According to section 158 of the Constitution of Zimbabwe, a general election must be held so that polling takes place not more than thirty days before the expiry of the five-year period which runs from the date on which the President-elect is sworn in and assumes office.
Mnangagwa was sworn in on 26 August 2018.
“The thirty-day period before the expiry of the Presidential term runs from 27 July – 26 August 2023,” ERC said.
Further, according to section 38 of the Electoral Act, the President must fix a date for a general election and elections for Councillors, Members of Parliament and the President, after consultation with the Commission.
“The proclamation must take into consideration, the Nomination Court which must sit at least fourteen and not more than twenty-one days after the day of publication of the proclamation for the purpose of receiving nominations of candidates for election,” said ERC.
The proclamation must also factor in the aspect of a polling day which must be held at least thirty and not more than sixty-three days after the sitting of the nomination court.
“Taking into account the timelines for the sitting of the nomination court and the possible election dates between 27 July 2023 – 26 August 2023 the President may only make a proclamation between any of the following dates 4 May 2023 – 13 July 2023.”

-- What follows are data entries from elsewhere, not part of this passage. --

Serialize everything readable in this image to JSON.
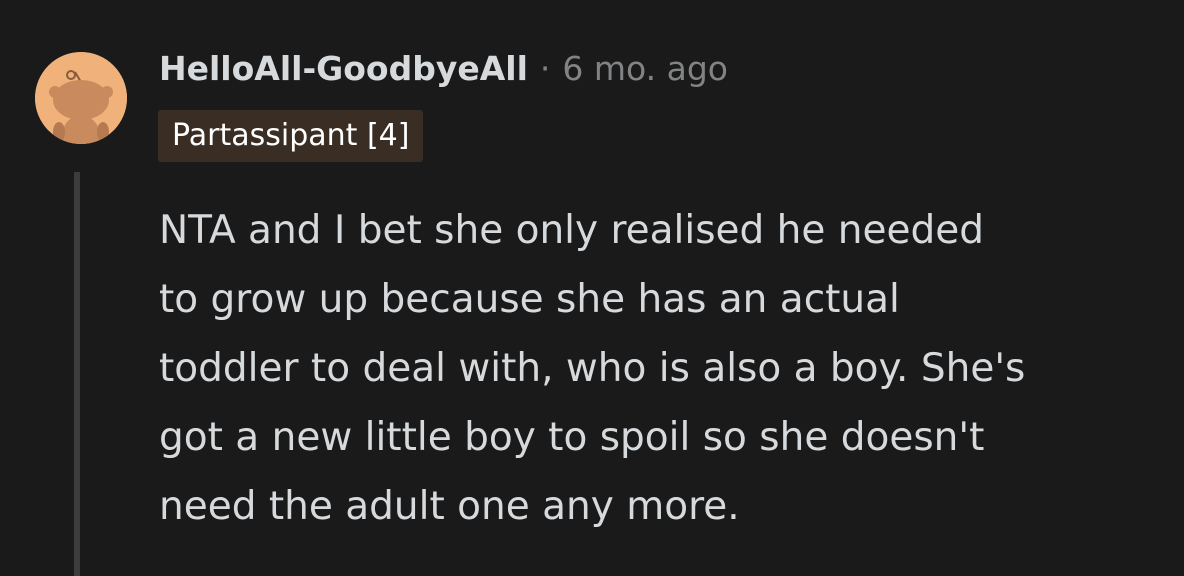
{
  "comment": {
    "author": "HelloAll-GoodbyeAll",
    "separator": "·",
    "timestamp": "6 mo. ago",
    "flair": "Partassipant [4]",
    "avatar_icon": "reddit-snoo-avatar-icon",
    "body_lines": [
      "NTA and I bet she only realised he needed",
      "to grow up because she has an actual",
      "toddler to deal with, who is also a boy. She's",
      "got a new little boy to spoil so she doesn't",
      "need the adult one any more."
    ]
  },
  "colors": {
    "background": "#1a1a1b",
    "text": "#d7dadc",
    "muted": "#818384",
    "avatar_bg": "#f0b27a",
    "flair_bg": "#3a2d24"
  }
}
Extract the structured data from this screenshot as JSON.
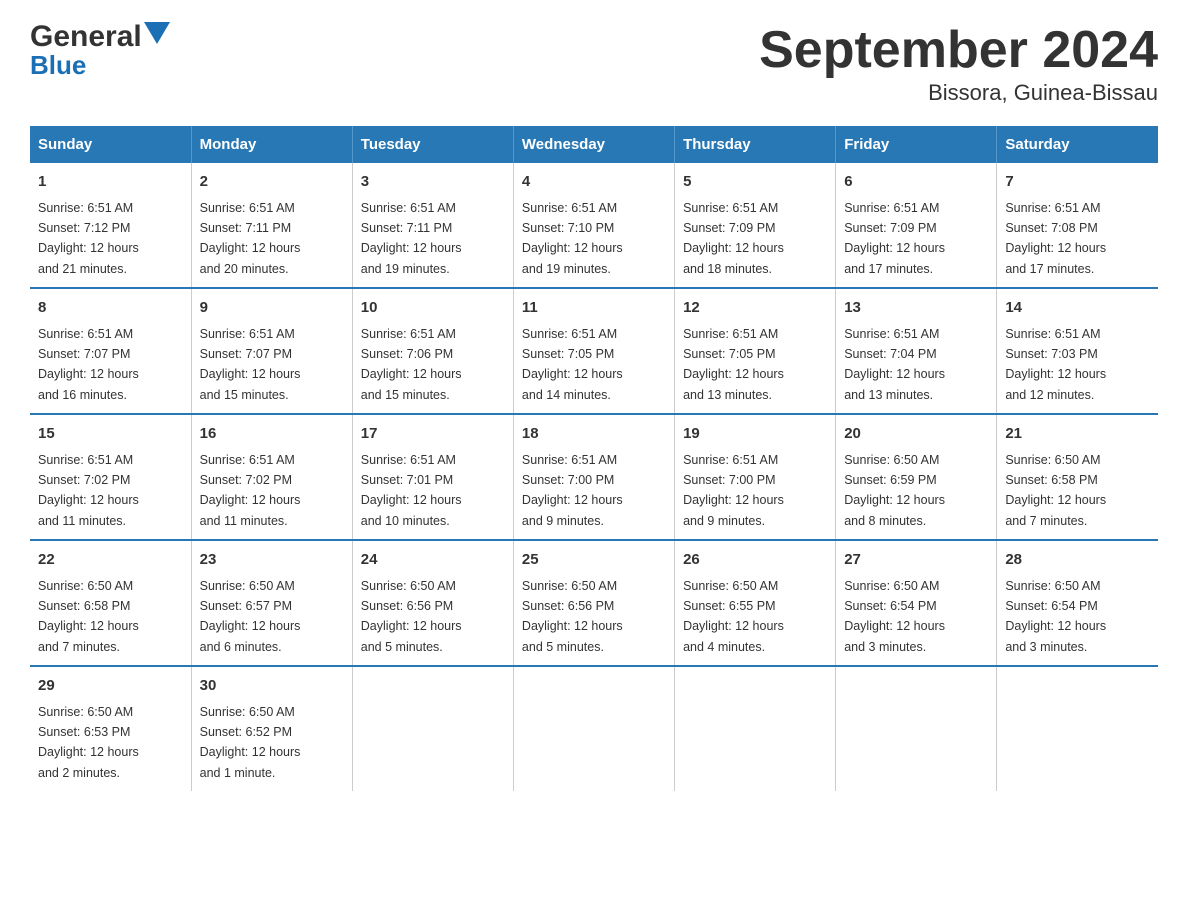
{
  "header": {
    "logo_general": "General",
    "logo_blue": "Blue",
    "title": "September 2024",
    "subtitle": "Bissora, Guinea-Bissau"
  },
  "days_of_week": [
    "Sunday",
    "Monday",
    "Tuesday",
    "Wednesday",
    "Thursday",
    "Friday",
    "Saturday"
  ],
  "weeks": [
    [
      {
        "day": "1",
        "sunrise": "6:51 AM",
        "sunset": "7:12 PM",
        "daylight": "12 hours and 21 minutes."
      },
      {
        "day": "2",
        "sunrise": "6:51 AM",
        "sunset": "7:11 PM",
        "daylight": "12 hours and 20 minutes."
      },
      {
        "day": "3",
        "sunrise": "6:51 AM",
        "sunset": "7:11 PM",
        "daylight": "12 hours and 19 minutes."
      },
      {
        "day": "4",
        "sunrise": "6:51 AM",
        "sunset": "7:10 PM",
        "daylight": "12 hours and 19 minutes."
      },
      {
        "day": "5",
        "sunrise": "6:51 AM",
        "sunset": "7:09 PM",
        "daylight": "12 hours and 18 minutes."
      },
      {
        "day": "6",
        "sunrise": "6:51 AM",
        "sunset": "7:09 PM",
        "daylight": "12 hours and 17 minutes."
      },
      {
        "day": "7",
        "sunrise": "6:51 AM",
        "sunset": "7:08 PM",
        "daylight": "12 hours and 17 minutes."
      }
    ],
    [
      {
        "day": "8",
        "sunrise": "6:51 AM",
        "sunset": "7:07 PM",
        "daylight": "12 hours and 16 minutes."
      },
      {
        "day": "9",
        "sunrise": "6:51 AM",
        "sunset": "7:07 PM",
        "daylight": "12 hours and 15 minutes."
      },
      {
        "day": "10",
        "sunrise": "6:51 AM",
        "sunset": "7:06 PM",
        "daylight": "12 hours and 15 minutes."
      },
      {
        "day": "11",
        "sunrise": "6:51 AM",
        "sunset": "7:05 PM",
        "daylight": "12 hours and 14 minutes."
      },
      {
        "day": "12",
        "sunrise": "6:51 AM",
        "sunset": "7:05 PM",
        "daylight": "12 hours and 13 minutes."
      },
      {
        "day": "13",
        "sunrise": "6:51 AM",
        "sunset": "7:04 PM",
        "daylight": "12 hours and 13 minutes."
      },
      {
        "day": "14",
        "sunrise": "6:51 AM",
        "sunset": "7:03 PM",
        "daylight": "12 hours and 12 minutes."
      }
    ],
    [
      {
        "day": "15",
        "sunrise": "6:51 AM",
        "sunset": "7:02 PM",
        "daylight": "12 hours and 11 minutes."
      },
      {
        "day": "16",
        "sunrise": "6:51 AM",
        "sunset": "7:02 PM",
        "daylight": "12 hours and 11 minutes."
      },
      {
        "day": "17",
        "sunrise": "6:51 AM",
        "sunset": "7:01 PM",
        "daylight": "12 hours and 10 minutes."
      },
      {
        "day": "18",
        "sunrise": "6:51 AM",
        "sunset": "7:00 PM",
        "daylight": "12 hours and 9 minutes."
      },
      {
        "day": "19",
        "sunrise": "6:51 AM",
        "sunset": "7:00 PM",
        "daylight": "12 hours and 9 minutes."
      },
      {
        "day": "20",
        "sunrise": "6:50 AM",
        "sunset": "6:59 PM",
        "daylight": "12 hours and 8 minutes."
      },
      {
        "day": "21",
        "sunrise": "6:50 AM",
        "sunset": "6:58 PM",
        "daylight": "12 hours and 7 minutes."
      }
    ],
    [
      {
        "day": "22",
        "sunrise": "6:50 AM",
        "sunset": "6:58 PM",
        "daylight": "12 hours and 7 minutes."
      },
      {
        "day": "23",
        "sunrise": "6:50 AM",
        "sunset": "6:57 PM",
        "daylight": "12 hours and 6 minutes."
      },
      {
        "day": "24",
        "sunrise": "6:50 AM",
        "sunset": "6:56 PM",
        "daylight": "12 hours and 5 minutes."
      },
      {
        "day": "25",
        "sunrise": "6:50 AM",
        "sunset": "6:56 PM",
        "daylight": "12 hours and 5 minutes."
      },
      {
        "day": "26",
        "sunrise": "6:50 AM",
        "sunset": "6:55 PM",
        "daylight": "12 hours and 4 minutes."
      },
      {
        "day": "27",
        "sunrise": "6:50 AM",
        "sunset": "6:54 PM",
        "daylight": "12 hours and 3 minutes."
      },
      {
        "day": "28",
        "sunrise": "6:50 AM",
        "sunset": "6:54 PM",
        "daylight": "12 hours and 3 minutes."
      }
    ],
    [
      {
        "day": "29",
        "sunrise": "6:50 AM",
        "sunset": "6:53 PM",
        "daylight": "12 hours and 2 minutes."
      },
      {
        "day": "30",
        "sunrise": "6:50 AM",
        "sunset": "6:52 PM",
        "daylight": "12 hours and 1 minute."
      },
      null,
      null,
      null,
      null,
      null
    ]
  ],
  "labels": {
    "sunrise": "Sunrise:",
    "sunset": "Sunset:",
    "daylight": "Daylight:"
  }
}
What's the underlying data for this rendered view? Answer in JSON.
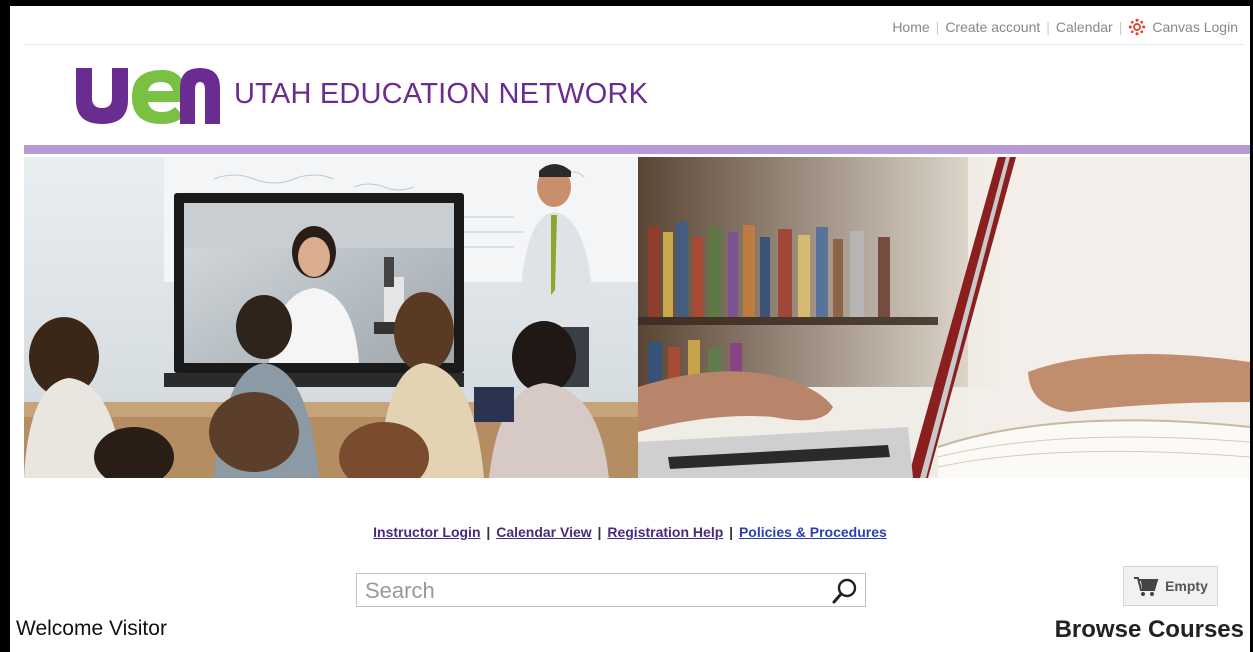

According to ERC, while, the authority to proclaim an election date is vested in the President of Zimbabwe, Mnangagwa is guided by the aforementioned timelines and must consult the Zimbabwe Electoral Commission before proclaiming.